**Dataset rows describing interfaces**
----------------
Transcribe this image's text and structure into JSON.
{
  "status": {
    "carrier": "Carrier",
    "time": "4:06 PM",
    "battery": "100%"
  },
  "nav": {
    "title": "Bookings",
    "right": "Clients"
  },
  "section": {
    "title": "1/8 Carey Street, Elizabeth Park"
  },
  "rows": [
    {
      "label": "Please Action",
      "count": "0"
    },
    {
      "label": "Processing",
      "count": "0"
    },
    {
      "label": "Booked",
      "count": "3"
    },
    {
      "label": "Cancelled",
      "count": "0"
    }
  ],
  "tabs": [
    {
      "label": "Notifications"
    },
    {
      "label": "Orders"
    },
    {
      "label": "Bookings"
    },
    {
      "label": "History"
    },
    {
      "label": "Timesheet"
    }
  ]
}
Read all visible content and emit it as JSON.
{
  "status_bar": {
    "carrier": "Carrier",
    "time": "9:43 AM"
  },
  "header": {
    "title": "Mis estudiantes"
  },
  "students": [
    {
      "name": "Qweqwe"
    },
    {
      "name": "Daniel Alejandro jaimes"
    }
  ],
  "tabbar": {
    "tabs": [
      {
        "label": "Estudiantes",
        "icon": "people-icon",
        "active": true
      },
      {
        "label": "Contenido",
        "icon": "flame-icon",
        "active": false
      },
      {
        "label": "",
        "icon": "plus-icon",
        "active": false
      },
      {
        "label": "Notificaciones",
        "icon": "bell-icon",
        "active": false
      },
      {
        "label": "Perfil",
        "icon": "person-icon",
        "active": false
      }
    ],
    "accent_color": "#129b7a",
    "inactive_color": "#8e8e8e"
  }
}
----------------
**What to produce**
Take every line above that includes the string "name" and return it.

**Exercise response**
      "name": "Qweqwe"
      "name": "Daniel Alejandro jaimes"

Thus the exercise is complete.